But yes, he still would have gone ahead with the divorce. He was righteous, after all. Though he would grieve to set Mary aside, Joseph had a reputation to maintain, and Mary’s alleged infidelity would have shamed him and destroyed his reputation. The philosophers, not to mention the Scribes and Pharisees, would have approved of this worldly wise decision. This action balanced justice with fairness, righteousness with mercy. And yes, First Century romance novelists would have swooned in their writing workshops to encounter such a man. To do what is right in the eyes of the world seems wise. Look at how hard it is to live as a Christian today.
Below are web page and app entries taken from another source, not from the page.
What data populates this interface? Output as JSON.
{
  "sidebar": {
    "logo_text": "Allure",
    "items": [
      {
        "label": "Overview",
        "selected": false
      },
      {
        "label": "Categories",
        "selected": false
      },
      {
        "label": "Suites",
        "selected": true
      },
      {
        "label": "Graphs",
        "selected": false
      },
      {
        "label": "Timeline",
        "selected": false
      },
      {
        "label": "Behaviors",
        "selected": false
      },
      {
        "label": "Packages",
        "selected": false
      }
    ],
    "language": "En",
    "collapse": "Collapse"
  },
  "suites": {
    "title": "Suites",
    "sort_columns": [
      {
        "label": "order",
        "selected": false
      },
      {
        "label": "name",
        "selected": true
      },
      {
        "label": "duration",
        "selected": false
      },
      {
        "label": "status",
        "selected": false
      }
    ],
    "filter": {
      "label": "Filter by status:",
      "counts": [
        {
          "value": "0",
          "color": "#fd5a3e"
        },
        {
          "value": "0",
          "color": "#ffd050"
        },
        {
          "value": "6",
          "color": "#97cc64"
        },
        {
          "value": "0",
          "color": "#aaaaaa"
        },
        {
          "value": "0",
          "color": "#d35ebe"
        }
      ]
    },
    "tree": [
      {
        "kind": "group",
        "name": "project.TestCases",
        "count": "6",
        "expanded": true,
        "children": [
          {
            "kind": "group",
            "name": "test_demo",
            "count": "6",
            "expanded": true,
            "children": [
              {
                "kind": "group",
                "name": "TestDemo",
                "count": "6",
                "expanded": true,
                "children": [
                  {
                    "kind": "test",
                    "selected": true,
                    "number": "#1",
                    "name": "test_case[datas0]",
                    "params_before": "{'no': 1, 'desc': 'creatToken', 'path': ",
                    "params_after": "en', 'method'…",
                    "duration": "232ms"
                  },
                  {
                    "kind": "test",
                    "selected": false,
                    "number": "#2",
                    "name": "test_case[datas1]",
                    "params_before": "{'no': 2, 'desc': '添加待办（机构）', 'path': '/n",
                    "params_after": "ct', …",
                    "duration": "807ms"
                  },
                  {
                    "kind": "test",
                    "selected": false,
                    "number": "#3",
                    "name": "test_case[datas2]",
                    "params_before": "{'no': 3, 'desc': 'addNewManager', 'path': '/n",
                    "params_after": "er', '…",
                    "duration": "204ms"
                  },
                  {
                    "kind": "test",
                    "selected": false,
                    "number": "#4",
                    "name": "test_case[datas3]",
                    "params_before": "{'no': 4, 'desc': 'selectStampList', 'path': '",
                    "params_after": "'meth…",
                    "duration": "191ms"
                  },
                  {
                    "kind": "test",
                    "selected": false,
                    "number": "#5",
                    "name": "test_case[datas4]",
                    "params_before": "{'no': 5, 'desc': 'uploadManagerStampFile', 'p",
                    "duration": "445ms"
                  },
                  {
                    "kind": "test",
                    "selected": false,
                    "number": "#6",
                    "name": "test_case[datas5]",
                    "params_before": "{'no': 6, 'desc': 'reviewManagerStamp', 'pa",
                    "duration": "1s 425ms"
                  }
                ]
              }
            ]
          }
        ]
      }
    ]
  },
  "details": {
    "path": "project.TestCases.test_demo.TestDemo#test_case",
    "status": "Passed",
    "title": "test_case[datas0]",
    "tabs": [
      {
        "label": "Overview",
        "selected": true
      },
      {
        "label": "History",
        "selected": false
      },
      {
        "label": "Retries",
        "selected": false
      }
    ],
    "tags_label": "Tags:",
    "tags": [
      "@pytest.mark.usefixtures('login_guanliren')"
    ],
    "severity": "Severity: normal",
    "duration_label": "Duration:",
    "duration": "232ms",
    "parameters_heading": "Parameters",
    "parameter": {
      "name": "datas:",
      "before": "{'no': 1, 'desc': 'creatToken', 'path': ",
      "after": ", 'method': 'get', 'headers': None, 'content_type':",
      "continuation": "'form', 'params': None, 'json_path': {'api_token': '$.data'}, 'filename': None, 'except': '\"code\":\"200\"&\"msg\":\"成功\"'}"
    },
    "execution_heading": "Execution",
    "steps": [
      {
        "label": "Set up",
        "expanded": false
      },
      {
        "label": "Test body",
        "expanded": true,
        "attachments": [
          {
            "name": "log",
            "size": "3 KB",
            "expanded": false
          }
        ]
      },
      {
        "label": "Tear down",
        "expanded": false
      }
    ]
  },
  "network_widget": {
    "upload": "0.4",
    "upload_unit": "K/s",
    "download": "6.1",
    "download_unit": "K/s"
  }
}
The wise thing is to deny your faith—to bake the cake, to perform the wedding, to live together before marriage, to laugh at the crude joke—rather than risk the scorn of friends and neighbors. That’s the struggle Joseph faced.
And then the angel appeared to him in a dream to intervene. “Do not be afraid, Joseph, son of David.” What the world counted as righteousness, the Lord called fear. The Lord sent His messenger to calm Joseph’s fear, for things were not what they had seemed. The Child was not the product of infidelity on Mary’s part; this Child was from the Holy Spirit. Mary’s virginity and her vow to Joseph remained intact. This Child, thought to be a sign of Mary’s unfaithfulness, was the promised Messiah. Joseph had wisely, in they eyes of the world, decided to set Mary aside; but the angel gave to Joseph God’s foolish option—foolish in the eyes of the world. The Lord sent His angel to give Joseph a better option than he could work out on his own. The circumstances did not change, but this message allowed Joseph to keep his honor before God and still keep his oath to Mary.
When the angel said, “Do not be afraid to take Mary as wife,” Joseph was freed. Mary had not been unfaithful. She carried in her womb the One who had been promised to their first ancestors, who would crush the head of the satanic serpent. Mary’s pregnancy, which Joseph thought would bring him shame, would instead bring about the end of all the world’s shame and save all people from the wages of sin, for Mary bore in her womb the Child who came to bear all that shame, who came to die to pay the price of all the world’s sin.
In the end, Joseph remained the kind of man romance novelists would drool over. And what’s more, Joseph remained the man he strove to be: righteous before God, honorable among men, and faithful husband to faithful Mary. He was given the responsibility of being the step-father to the Son of God. Joseph lost nothing…nothing except his fear. God released him from his fear, and in doing so provided an earthly father for the Christ Child, the Child who frees us all from our fear, from our sin, from our captivity to death and the power of the devil. So as the angel said to Joseph, our Lord says to you also: “Do not be afraid!” In the name of the Father and of the Son (†) and of the Holy Spirit. Amen.
The peace of God which passes all understanding will keep your hearts and minds in Christ Jesus always. Amen.